Reading is one of the main tools for this. Fiction opens your imagination and creativity centers. Non-fiction can do the same, but also empower you, provide new life-tools, and teach you new things.
Mental practice specifically involves focus on something to learn, gain experience, and open the mind to potential and possibility. The full capacity of the human mind to grow and adapt is still a mystery. You can find, create, grow, build, imagine and invent incredible things.
The caution, when it comes to mental practice, is to be mindful of consuming garbage. Frequently, social media and the things people put out there land here. When distractions take over more of your time than useful acts, that’s also less healthy. And using drugs and alcohol to escape from having to think (and subsequently feel) is also the consumption of mental garbage.
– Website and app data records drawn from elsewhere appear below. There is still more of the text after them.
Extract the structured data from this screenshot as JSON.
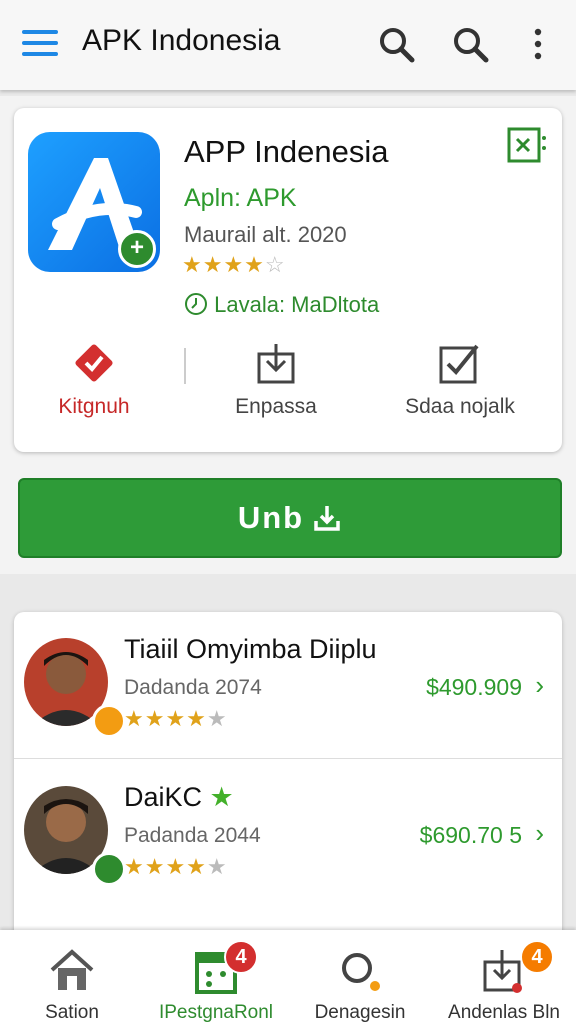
{
  "topbar": {
    "title": "APK Indonesia"
  },
  "app": {
    "title": "APP Indenesia",
    "subtitle": "Apln: APK",
    "date": "Maurail alt. 2020",
    "rating": 3.5,
    "badge": "Lavala: MaDltota",
    "actions": [
      {
        "label": "Kitgnuh",
        "icon": "diamond-check-icon"
      },
      {
        "label": "Enpassa",
        "icon": "download-box-icon"
      },
      {
        "label": "Sdaa nojalk",
        "icon": "checkbox-icon"
      }
    ],
    "main_button": "Unb"
  },
  "list": [
    {
      "name": "Tiaiil Omyimba Diiplu",
      "date": "Dadanda 2074",
      "price": "$490.909",
      "rating": 3.5
    },
    {
      "name": "DaiKC",
      "date": "Padanda 2044",
      "price": "$690.70 5",
      "rating": 3.5
    }
  ],
  "bottom_nav": [
    {
      "label": "Sation",
      "icon": "home-icon",
      "badge": ""
    },
    {
      "label": "IPestgnaRonl",
      "icon": "calendar-icon",
      "badge": "4"
    },
    {
      "label": "Denagesin",
      "icon": "search-icon",
      "badge": ""
    },
    {
      "label": "Andenlas Bln",
      "icon": "download-icon",
      "badge": "4"
    }
  ],
  "colors": {
    "accent_green": "#2e9b38",
    "menu_blue": "#1e88e5",
    "badge_red": "#d32f2f",
    "badge_orange": "#f57c00",
    "star": "#e0a21a"
  }
}
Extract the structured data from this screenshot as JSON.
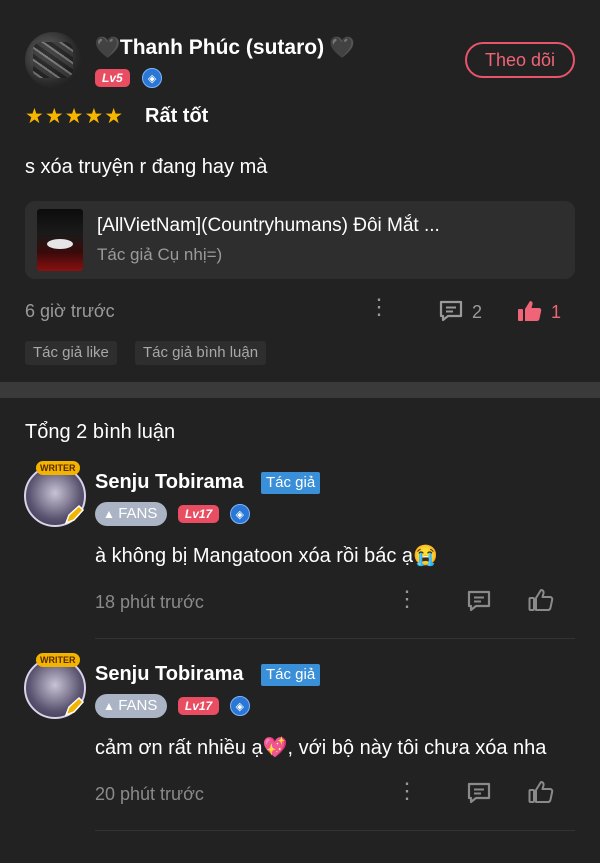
{
  "review": {
    "username": "Thanh Phúc (sutaro)",
    "heart_left": "🖤",
    "heart_right": "🖤",
    "level": "Lv5",
    "follow_label": "Theo dõi",
    "stars": "★★★★★",
    "rating_label": "Rất tốt",
    "text": "s xóa truyện r đang hay mà",
    "book": {
      "title": "[AllVietNam](Countryhumans) Đôi Mắt ...",
      "author": "Tác giả Cụ nhị=)"
    },
    "time": "6 giờ trước",
    "comment_count": "2",
    "like_count": "1",
    "tags": [
      "Tác giả like",
      "Tác giả bình luận"
    ]
  },
  "comments_total": "Tổng 2 bình luận",
  "comments": [
    {
      "name": "Senju Tobirama",
      "author_tag": "Tác giả",
      "badge": "WRITER",
      "fans": "FANS",
      "level": "Lv17",
      "text": "à không bị Mangatoon xóa rồi bác ạ😭",
      "time": "18 phút trước"
    },
    {
      "name": "Senju Tobirama",
      "author_tag": "Tác giả",
      "badge": "WRITER",
      "fans": "FANS",
      "level": "Lv17",
      "text": "cảm ơn rất nhiều ạ💖, với bộ này tôi chưa xóa nha",
      "time": "20 phút trước"
    }
  ],
  "colors": {
    "background": "#222222",
    "accent": "#e8556a",
    "star": "#f7b500",
    "author_tag": "#3a8fd9"
  }
}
Mental practice expands your knowledge base and can be subtle or blatant. You might not even recognize that what you are doing is mental practice.
This takes a lot of different forms. Often it gets tied to both mental and physical practice.
For example, meditation, yoga, Tai Chi, and similar. Actions that you take involving the body and mind to work the spirit.
Some people find spirituality to be a touchy subject. They tend to equate it to religions and like philosophies.
The truth is that spirituality is deeply personal. It may or may not involve communion with God, the Powers-that-Be, ancient deities, or some other omnipresent force. Frequently, spiritual practice is all about communion with your higher self and being the best you that you can be.
This is faith without specificity. It is belief without blindness. Spirituality in this realm involves connecting with something outside of yourself, be it all-encompassing, or the Earth, or Universal energies, or what-have-you.
Other spiritual practices include reading tarot cards, Reiki and other energy healing techniques, and various hooky-spooky notions.
But most importantly of all, the best practice of spirituality is in expressing kindness and empathy. It’s holding the door for someone, giving a friend an ear or a hug, it’s cuddling with a cat or dog and the like. You may not consider these as a spiritual practice, but they are.
Why? Because they open you to gratitude, empowerment, and better connecting with the world around you.
Perfection is a moving bar
Finally, why don’t I believe that practice makes perfect? Because perfection is in the eye of the beholder, like beauty. My concept and perception of perfection may be to you utterly screwed-up and imperfect.
Perfect today can easily be imperfect tomorrow. This can be applied to every ideology, and to any practice of the mind, body, and spirit. The bar you try to reach, the brass ring you seek to attain is not an immovable object. It shifts, alters position, and can vanish entirely.
It’s like when you are a kid and your uncle holds out a dollar to you. As you reach for it, he snatches it away. Similarly, this is like playing with a cat with a string. You might reach it…but it might as well slip through your fingers.
Should you not bother to practice if it doesn’t make perfect? Of course not. Practice still grows and develops you, whatever form it takes. It teaches and evolves your perception of the world around you, and you can gain insight and ability, whether the practice is physical, mental, or spiritual.
You are empowered to ultimately create the reality you experience in your life. Consciousness creates reality. Practice, whatever form it takes, helps grow your consciousness and draw all manner of things to you.
In conclusion, I think this quote from Shunryu Suzuki, author of Zen Mind, Beginner’s Mind, is an outstanding explanation of why you practice:
“When the restrictions you have do not limit you, this is what we mean by practice.”
You are worthy and deserving of using your mindfulness to find and/or create the reality in which you desire to live. When all is said and done you matter, so practice being the best you that you can be.